━━━━━ MATERIAL SHOWN ━━━━━
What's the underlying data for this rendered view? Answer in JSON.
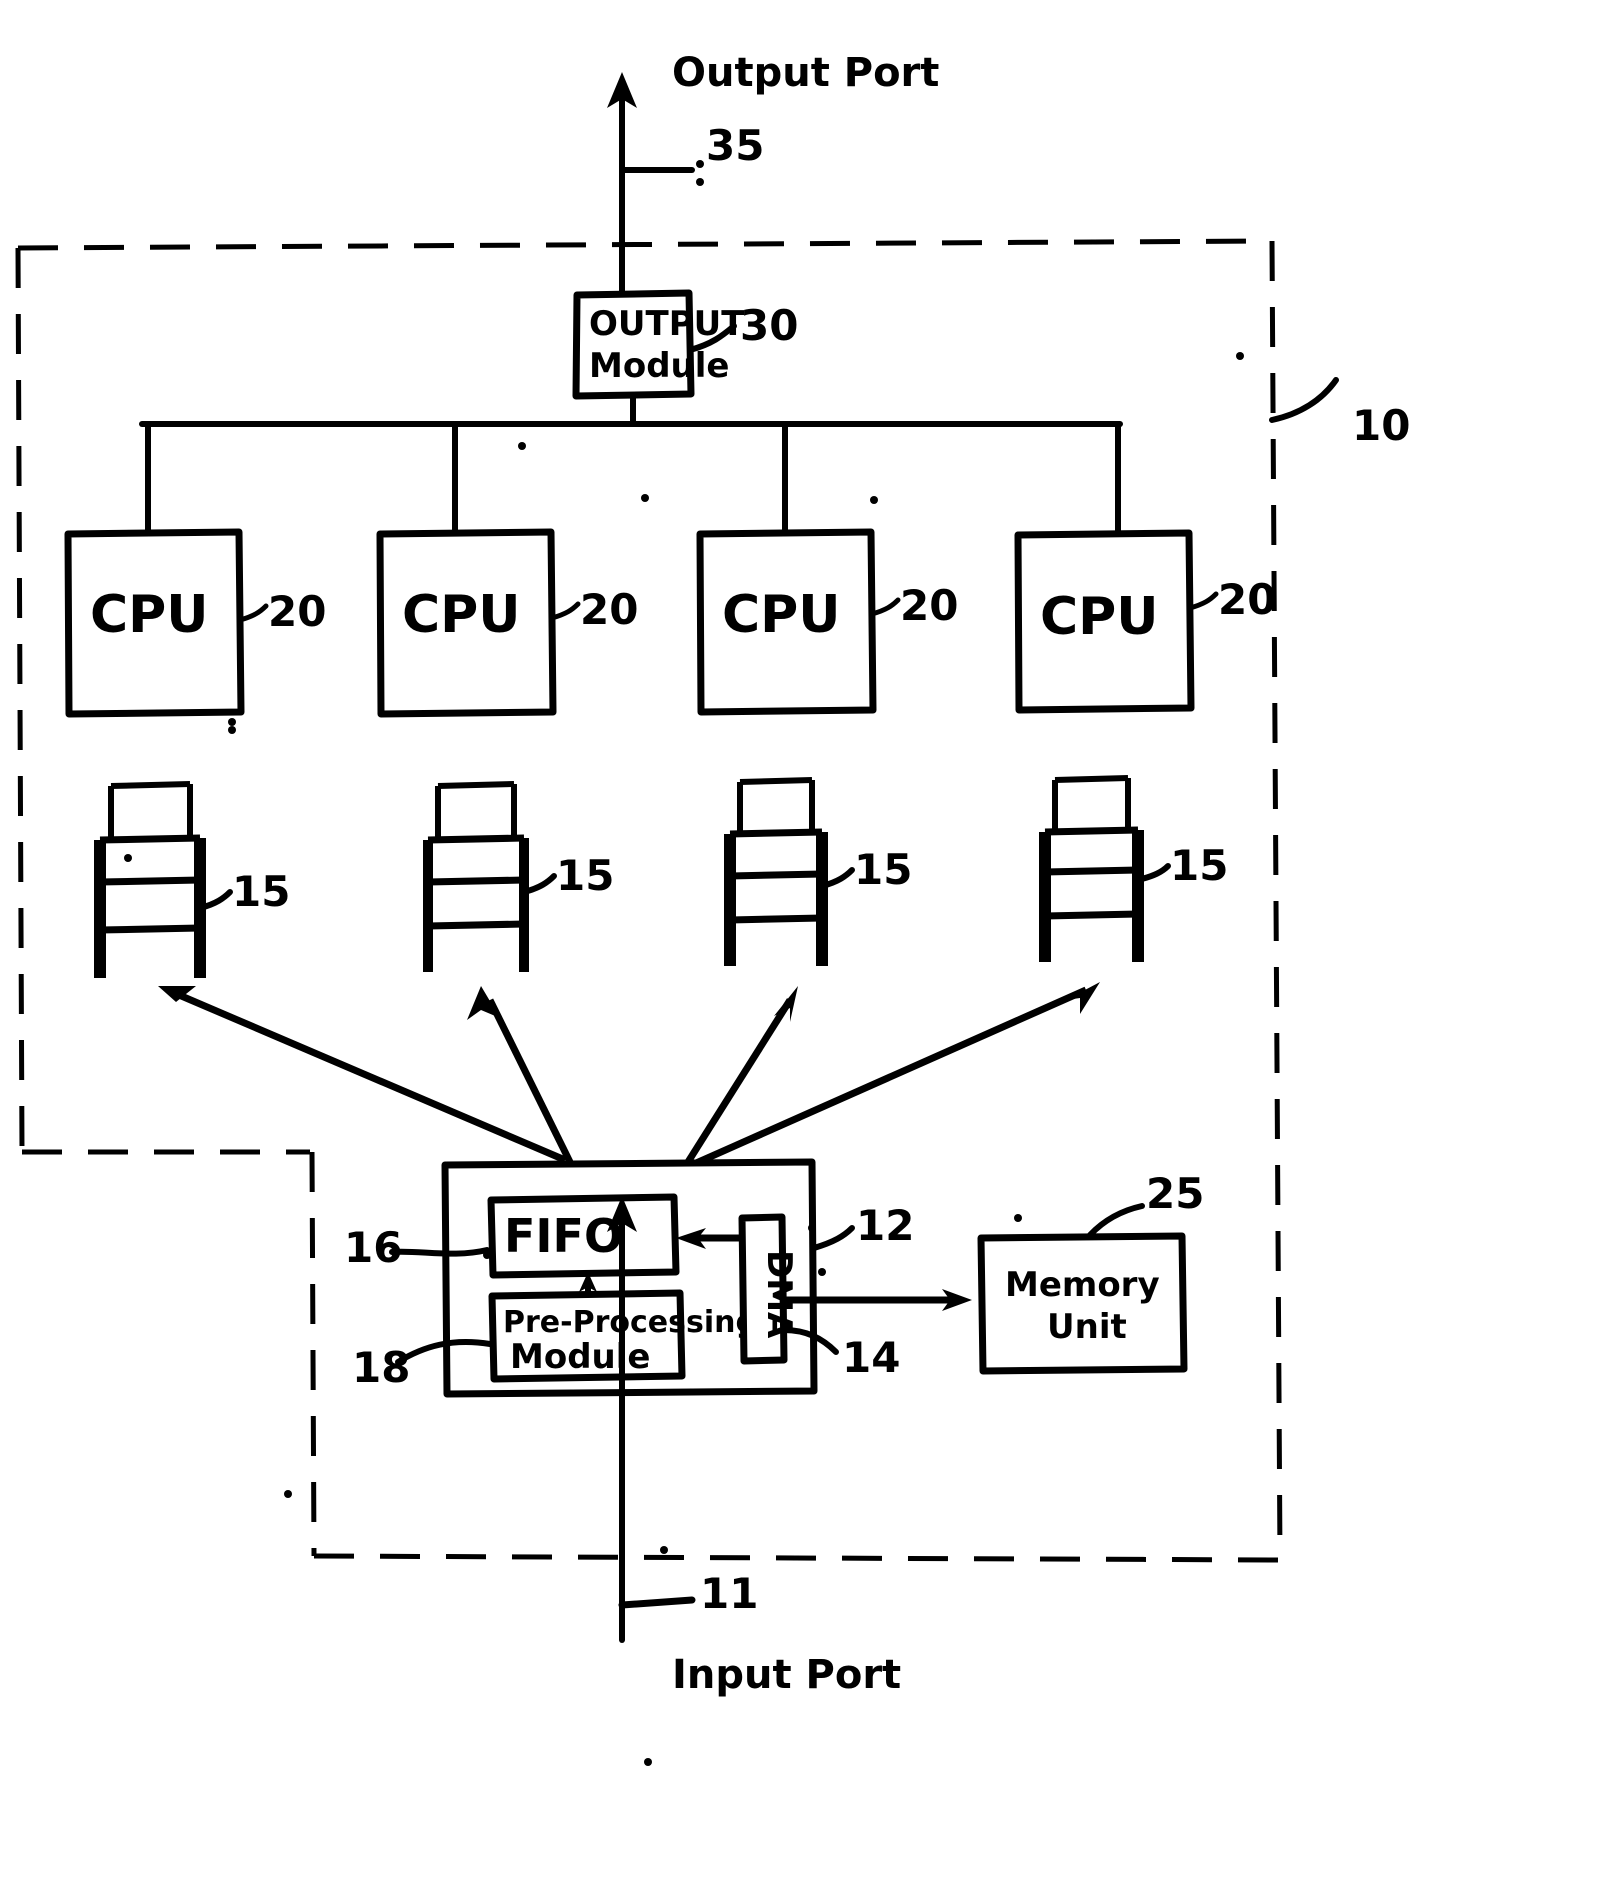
{
  "figure": {
    "kind": "patent-diagram",
    "style": "hand-drawn black ink on white",
    "ink_color": "#000000",
    "background_color": "#ffffff"
  },
  "labels": {
    "output_port": "Output Port",
    "input_port": "Input Port",
    "system_ref": "10",
    "output_port_ref": "35",
    "input_port_ref": "11"
  },
  "output_module": {
    "line1": "OUTPUT",
    "line2": "Module",
    "ref": "30"
  },
  "cpus": [
    {
      "label": "CPU",
      "ref": "20"
    },
    {
      "label": "CPU",
      "ref": "20"
    },
    {
      "label": "CPU",
      "ref": "20"
    },
    {
      "label": "CPU",
      "ref": "20"
    }
  ],
  "queues": [
    {
      "ref": "15"
    },
    {
      "ref": "15"
    },
    {
      "ref": "15"
    },
    {
      "ref": "15"
    }
  ],
  "input_unit": {
    "ref": "12",
    "fifo": {
      "label": "FIFO",
      "ref": "16"
    },
    "preprocessing": {
      "line1": "Pre-Processing",
      "line2": "Module",
      "ref": "18"
    },
    "dma": {
      "label": "DMA",
      "ref": "14"
    }
  },
  "memory_unit": {
    "line1": "Memory",
    "line2": "Unit",
    "ref": "25"
  }
}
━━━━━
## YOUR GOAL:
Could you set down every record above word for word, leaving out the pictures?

## EXERCISE ANSWER:
What's the underlying data for this rendered view? Answer in JSON.
{
  "figure": {
    "kind": "patent-diagram",
    "style": "hand-drawn black ink on white",
    "ink_color": "#000000",
    "background_color": "#ffffff"
  },
  "labels": {
    "output_port": "Output Port",
    "input_port": "Input Port",
    "system_ref": "10",
    "output_port_ref": "35",
    "input_port_ref": "11"
  },
  "output_module": {
    "line1": "OUTPUT",
    "line2": "Module",
    "ref": "30"
  },
  "cpus": [
    {
      "label": "CPU",
      "ref": "20"
    },
    {
      "label": "CPU",
      "ref": "20"
    },
    {
      "label": "CPU",
      "ref": "20"
    },
    {
      "label": "CPU",
      "ref": "20"
    }
  ],
  "queues": [
    {
      "ref": "15"
    },
    {
      "ref": "15"
    },
    {
      "ref": "15"
    },
    {
      "ref": "15"
    }
  ],
  "input_unit": {
    "ref": "12",
    "fifo": {
      "label": "FIFO",
      "ref": "16"
    },
    "preprocessing": {
      "line1": "Pre-Processing",
      "line2": "Module",
      "ref": "18"
    },
    "dma": {
      "label": "DMA",
      "ref": "14"
    }
  },
  "memory_unit": {
    "line1": "Memory",
    "line2": "Unit",
    "ref": "25"
  }
}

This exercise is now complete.